▼▼▼

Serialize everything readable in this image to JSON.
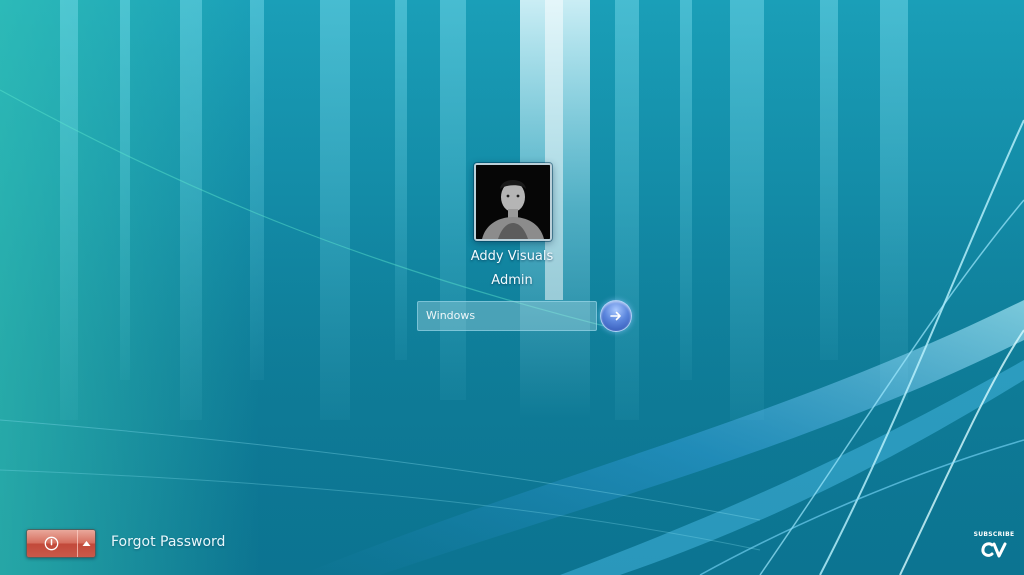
{
  "user": {
    "name": "Addy Visuals",
    "role": "Admin"
  },
  "password": {
    "value": "",
    "placeholder": "Windows"
  },
  "actions": {
    "submit_icon": "arrow-right-icon",
    "power_icon": "power-icon",
    "power_options_icon": "caret-up-icon"
  },
  "footer": {
    "forgot_password": "Forgot Password",
    "subscribe": "SUBSCRIBE",
    "logo_text": "CV"
  },
  "colors": {
    "background": "#1592ad",
    "power_button": "#d2604f",
    "submit_button": "#4a74d0",
    "text": "#f2fbff"
  }
}
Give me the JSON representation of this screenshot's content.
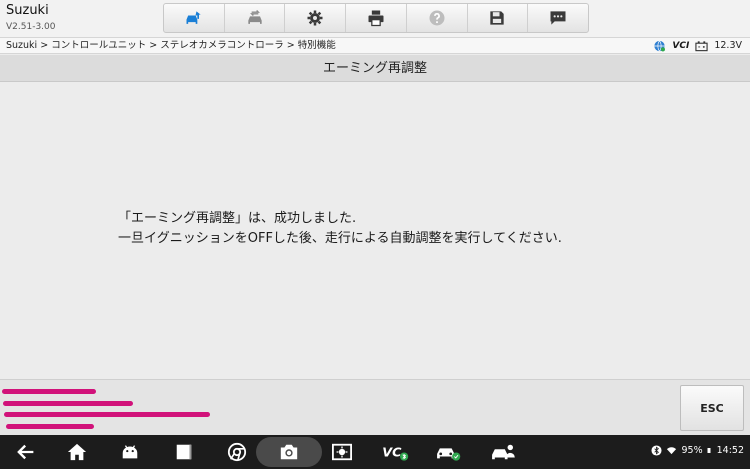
{
  "app": {
    "title": "Suzuki",
    "version": "V2.51-3.00"
  },
  "toolbar": {
    "buttons": [
      {
        "icon": "car-home-icon",
        "color": "#1a7fd6"
      },
      {
        "icon": "car-switch-icon"
      },
      {
        "icon": "gear-icon"
      },
      {
        "icon": "printer-icon"
      },
      {
        "icon": "help-icon"
      },
      {
        "icon": "save-icon"
      },
      {
        "icon": "message-icon"
      }
    ]
  },
  "breadcrumb": {
    "text": "Suzuki > コントロールユニット > ステレオカメラコントローラ > 特別機能"
  },
  "status": {
    "vci_label": "VCI",
    "voltage": "12.3V"
  },
  "function_title": "エーミング再調整",
  "message": {
    "line1": "「エーミング再調整」は、成功しました.",
    "line2": "一旦イグニッションをOFFした後、走行による自動調整を実行してください."
  },
  "actions": {
    "esc_label": "ESC"
  },
  "redaction_color": "#d1127a",
  "navbar": {
    "battery": "95%",
    "time": "14:52",
    "icons": [
      "back-icon",
      "home-icon",
      "android-icon",
      "recents-icon",
      "chrome-icon",
      "camera-icon",
      "screenshot-icon",
      "vci-bt-icon",
      "car-diag-icon",
      "car-user-icon"
    ]
  }
}
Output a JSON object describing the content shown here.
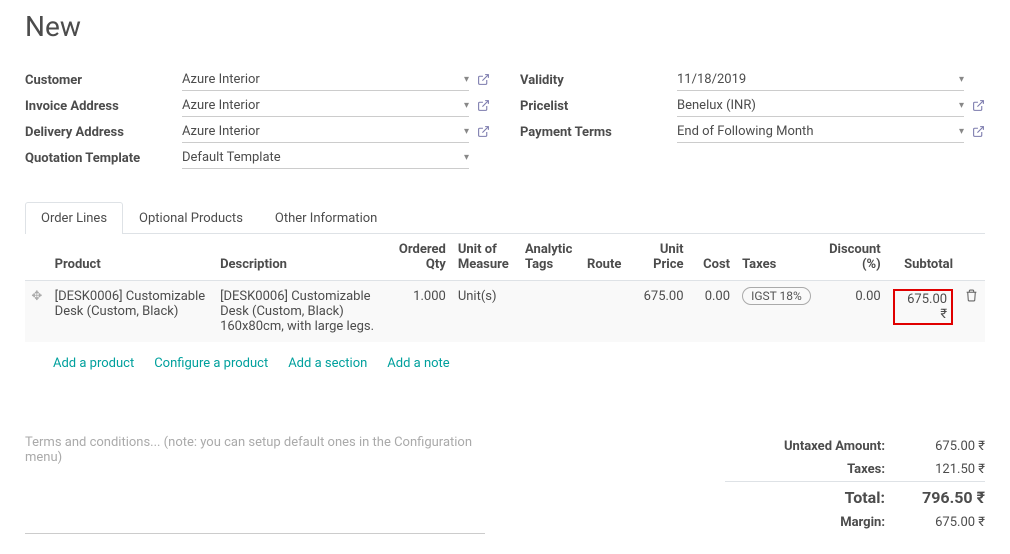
{
  "header": {
    "title": "New"
  },
  "left_fields": {
    "customer": {
      "label": "Customer",
      "value": "Azure Interior"
    },
    "invoice_address": {
      "label": "Invoice Address",
      "value": "Azure Interior"
    },
    "delivery_address": {
      "label": "Delivery Address",
      "value": "Azure Interior"
    },
    "quotation_template": {
      "label": "Quotation Template",
      "value": "Default Template"
    }
  },
  "right_fields": {
    "validity": {
      "label": "Validity",
      "value": "11/18/2019"
    },
    "pricelist": {
      "label": "Pricelist",
      "value": "Benelux (INR)"
    },
    "payment_terms": {
      "label": "Payment Terms",
      "value": "End of Following Month"
    }
  },
  "tabs": {
    "order_lines": "Order Lines",
    "optional_products": "Optional Products",
    "other_information": "Other Information"
  },
  "columns": {
    "product": "Product",
    "description": "Description",
    "ordered_qty_l1": "Ordered",
    "ordered_qty_l2": "Qty",
    "uom_l1": "Unit of",
    "uom_l2": "Measure",
    "analytic_l1": "Analytic",
    "analytic_l2": "Tags",
    "route": "Route",
    "unit_price_l1": "Unit",
    "unit_price_l2": "Price",
    "cost": "Cost",
    "taxes": "Taxes",
    "discount_l1": "Discount",
    "discount_l2": "(%)",
    "subtotal": "Subtotal"
  },
  "line": {
    "product": "[DESK0006] Customizable Desk (Custom, Black)",
    "description": "[DESK0006] Customizable Desk (Custom, Black) 160x80cm, with large legs.",
    "qty": "1.000",
    "uom": "Unit(s)",
    "analytic": "",
    "route": "",
    "unit_price": "675.00",
    "cost": "0.00",
    "taxes": "IGST 18%",
    "discount": "0.00",
    "subtotal": "675.00 ₹"
  },
  "line_actions": {
    "add_product": "Add a product",
    "configure_product": "Configure a product",
    "add_section": "Add a section",
    "add_note": "Add a note"
  },
  "terms_placeholder": "Terms and conditions... (note: you can setup default ones in the Configuration menu)",
  "totals": {
    "untaxed_label": "Untaxed Amount:",
    "untaxed_value": "675.00 ₹",
    "taxes_label": "Taxes:",
    "taxes_value": "121.50 ₹",
    "total_label": "Total:",
    "total_value": "796.50 ₹",
    "margin_label": "Margin:",
    "margin_value": "675.00 ₹"
  }
}
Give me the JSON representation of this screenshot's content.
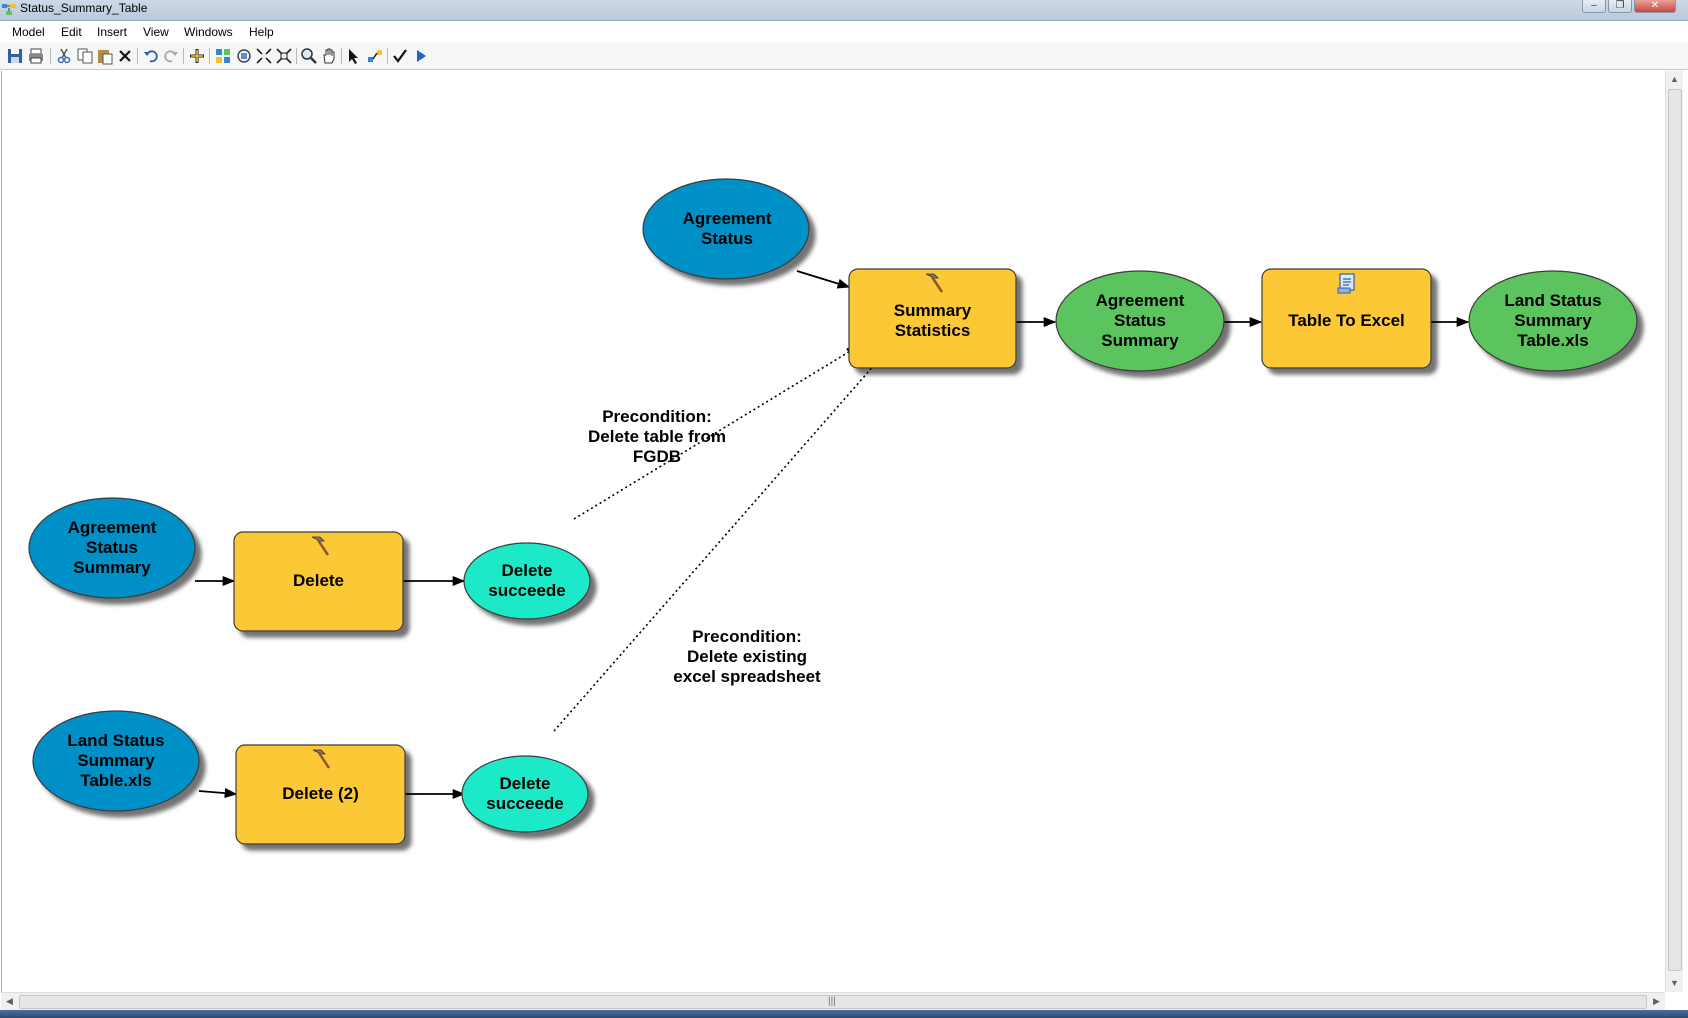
{
  "window": {
    "title": "Status_Summary_Table",
    "controls": {
      "minimize": "‒",
      "restore": "❐",
      "close": "✕"
    }
  },
  "menu": [
    "Model",
    "Edit",
    "Insert",
    "View",
    "Windows",
    "Help"
  ],
  "toolbar": {
    "icons": [
      "save-icon",
      "print-icon",
      "cut-icon",
      "copy-icon",
      "paste-icon",
      "delete-icon",
      "undo-icon",
      "redo-icon",
      "add-data-icon",
      "auto-layout-icon",
      "full-extent-icon",
      "fixed-zoom-in-icon",
      "fixed-zoom-out-icon",
      "zoom-icon",
      "pan-icon",
      "select-icon",
      "connect-icon",
      "validate-icon",
      "run-icon"
    ]
  },
  "colors": {
    "input_variable": "#0290c8",
    "tool": "#fdc834",
    "derived_data": "#5cc45f",
    "precondition_output": "#1de9c7",
    "outline": "#4a4a4a"
  },
  "model": {
    "input_variables": [
      {
        "id": "agreement-status",
        "label": "Agreement\nStatus"
      },
      {
        "id": "agreement-status-summary-input",
        "label": "Agreement\nStatus\nSummary"
      },
      {
        "id": "land-status-xls-input",
        "label": "Land Status\nSummary\nTable.xls"
      }
    ],
    "tools": [
      {
        "id": "summary-statistics",
        "label": "Summary\nStatistics",
        "icon": "hammer-icon"
      },
      {
        "id": "table-to-excel",
        "label": "Table To Excel",
        "icon": "script-icon"
      },
      {
        "id": "delete",
        "label": "Delete",
        "icon": "hammer-icon"
      },
      {
        "id": "delete-2",
        "label": "Delete (2)",
        "icon": "hammer-icon"
      }
    ],
    "derived_data": [
      {
        "id": "agreement-status-summary-output",
        "label": "Agreement\nStatus\nSummary"
      },
      {
        "id": "land-status-xls-output",
        "label": "Land Status\nSummary\nTable.xls"
      }
    ],
    "outputs": [
      {
        "id": "delete-succeeded-1",
        "label": "Delete\nsucceede"
      },
      {
        "id": "delete-succeeded-2",
        "label": "Delete\nsucceede"
      }
    ],
    "annotations": [
      {
        "id": "precondition-1",
        "text": "Precondition:\nDelete table from\nFGDB"
      },
      {
        "id": "precondition-2",
        "text": "Precondition:\nDelete existing\nexcel spreadsheet"
      }
    ]
  },
  "scrollbar": {
    "grip": "|||"
  }
}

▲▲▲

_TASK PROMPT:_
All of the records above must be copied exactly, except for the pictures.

_TASK OUTPUT:_
Serialize everything readable in this image to JSON.
{
  "user": {
    "name": "Addy Visuals",
    "role": "Admin"
  },
  "password": {
    "value": "",
    "placeholder": "Windows"
  },
  "actions": {
    "submit_icon": "arrow-right-icon",
    "power_icon": "power-icon",
    "power_options_icon": "caret-up-icon"
  },
  "footer": {
    "forgot_password": "Forgot Password",
    "subscribe": "SUBSCRIBE",
    "logo_text": "CV"
  },
  "colors": {
    "background": "#1592ad",
    "power_button": "#d2604f",
    "submit_button": "#4a74d0",
    "text": "#f2fbff"
  }
}
Give me the JSON representation of this screenshot's content.
{
  "app": {
    "title": "Suzuki",
    "version": "V2.51-3.00"
  },
  "toolbar": {
    "buttons": [
      {
        "icon": "car-home-icon",
        "color": "#1a7fd6"
      },
      {
        "icon": "car-switch-icon"
      },
      {
        "icon": "gear-icon"
      },
      {
        "icon": "printer-icon"
      },
      {
        "icon": "help-icon"
      },
      {
        "icon": "save-icon"
      },
      {
        "icon": "message-icon"
      }
    ]
  },
  "breadcrumb": {
    "text": "Suzuki > コントロールユニット > ステレオカメラコントローラ > 特別機能"
  },
  "status": {
    "vci_label": "VCI",
    "voltage": "12.3V"
  },
  "function_title": "エーミング再調整",
  "message": {
    "line1": "「エーミング再調整」は、成功しました.",
    "line2": "一旦イグニッションをOFFした後、走行による自動調整を実行してください."
  },
  "actions": {
    "esc_label": "ESC"
  },
  "redaction_color": "#d1127a",
  "navbar": {
    "battery": "95%",
    "time": "14:52",
    "icons": [
      "back-icon",
      "home-icon",
      "android-icon",
      "recents-icon",
      "chrome-icon",
      "camera-icon",
      "screenshot-icon",
      "vci-bt-icon",
      "car-diag-icon",
      "car-user-icon"
    ]
  }
}
Output a JSON object describing the content shown here.
{
  "header": {
    "title": "New"
  },
  "left_fields": {
    "customer": {
      "label": "Customer",
      "value": "Azure Interior"
    },
    "invoice_address": {
      "label": "Invoice Address",
      "value": "Azure Interior"
    },
    "delivery_address": {
      "label": "Delivery Address",
      "value": "Azure Interior"
    },
    "quotation_template": {
      "label": "Quotation Template",
      "value": "Default Template"
    }
  },
  "right_fields": {
    "validity": {
      "label": "Validity",
      "value": "11/18/2019"
    },
    "pricelist": {
      "label": "Pricelist",
      "value": "Benelux (INR)"
    },
    "payment_terms": {
      "label": "Payment Terms",
      "value": "End of Following Month"
    }
  },
  "tabs": {
    "order_lines": "Order Lines",
    "optional_products": "Optional Products",
    "other_information": "Other Information"
  },
  "columns": {
    "product": "Product",
    "description": "Description",
    "ordered_qty_l1": "Ordered",
    "ordered_qty_l2": "Qty",
    "uom_l1": "Unit of",
    "uom_l2": "Measure",
    "analytic_l1": "Analytic",
    "analytic_l2": "Tags",
    "route": "Route",
    "unit_price_l1": "Unit",
    "unit_price_l2": "Price",
    "cost": "Cost",
    "taxes": "Taxes",
    "discount_l1": "Discount",
    "discount_l2": "(%)",
    "subtotal": "Subtotal"
  },
  "line": {
    "product": "[DESK0006] Customizable Desk (Custom, Black)",
    "description": "[DESK0006] Customizable Desk (Custom, Black) 160x80cm, with large legs.",
    "qty": "1.000",
    "uom": "Unit(s)",
    "analytic": "",
    "route": "",
    "unit_price": "675.00",
    "cost": "0.00",
    "taxes": "IGST 18%",
    "discount": "0.00",
    "subtotal": "675.00 ₹"
  },
  "line_actions": {
    "add_product": "Add a product",
    "configure_product": "Configure a product",
    "add_section": "Add a section",
    "add_note": "Add a note"
  },
  "terms_placeholder": "Terms and conditions... (note: you can setup default ones in the Configuration menu)",
  "totals": {
    "untaxed_label": "Untaxed Amount:",
    "untaxed_value": "675.00 ₹",
    "taxes_label": "Taxes:",
    "taxes_value": "121.50 ₹",
    "total_label": "Total:",
    "total_value": "796.50 ₹",
    "margin_label": "Margin:",
    "margin_value": "675.00 ₹"
  }
}
Give me the JSON representation of this screenshot's content.
{
  "window": {
    "title": "Status_Summary_Table",
    "controls": {
      "minimize": "‒",
      "restore": "❐",
      "close": "✕"
    }
  },
  "menu": [
    "Model",
    "Edit",
    "Insert",
    "View",
    "Windows",
    "Help"
  ],
  "toolbar": {
    "icons": [
      "save-icon",
      "print-icon",
      "cut-icon",
      "copy-icon",
      "paste-icon",
      "delete-icon",
      "undo-icon",
      "redo-icon",
      "add-data-icon",
      "auto-layout-icon",
      "full-extent-icon",
      "fixed-zoom-in-icon",
      "fixed-zoom-out-icon",
      "zoom-icon",
      "pan-icon",
      "select-icon",
      "connect-icon",
      "validate-icon",
      "run-icon"
    ]
  },
  "colors": {
    "input_variable": "#0290c8",
    "tool": "#fdc834",
    "derived_data": "#5cc45f",
    "precondition_output": "#1de9c7",
    "outline": "#4a4a4a"
  },
  "model": {
    "input_variables": [
      {
        "id": "agreement-status",
        "label": "Agreement\nStatus"
      },
      {
        "id": "agreement-status-summary-input",
        "label": "Agreement\nStatus\nSummary"
      },
      {
        "id": "land-status-xls-input",
        "label": "Land Status\nSummary\nTable.xls"
      }
    ],
    "tools": [
      {
        "id": "summary-statistics",
        "label": "Summary\nStatistics",
        "icon": "hammer-icon"
      },
      {
        "id": "table-to-excel",
        "label": "Table To Excel",
        "icon": "script-icon"
      },
      {
        "id": "delete",
        "label": "Delete",
        "icon": "hammer-icon"
      },
      {
        "id": "delete-2",
        "label": "Delete (2)",
        "icon": "hammer-icon"
      }
    ],
    "derived_data": [
      {
        "id": "agreement-status-summary-output",
        "label": "Agreement\nStatus\nSummary"
      },
      {
        "id": "land-status-xls-output",
        "label": "Land Status\nSummary\nTable.xls"
      }
    ],
    "outputs": [
      {
        "id": "delete-succeeded-1",
        "label": "Delete\nsucceede"
      },
      {
        "id": "delete-succeeded-2",
        "label": "Delete\nsucceede"
      }
    ],
    "annotations": [
      {
        "id": "precondition-1",
        "text": "Precondition:\nDelete table from\nFGDB"
      },
      {
        "id": "precondition-2",
        "text": "Precondition:\nDelete existing\nexcel spreadsheet"
      }
    ]
  },
  "scrollbar": {
    "grip": "|||"
  }
}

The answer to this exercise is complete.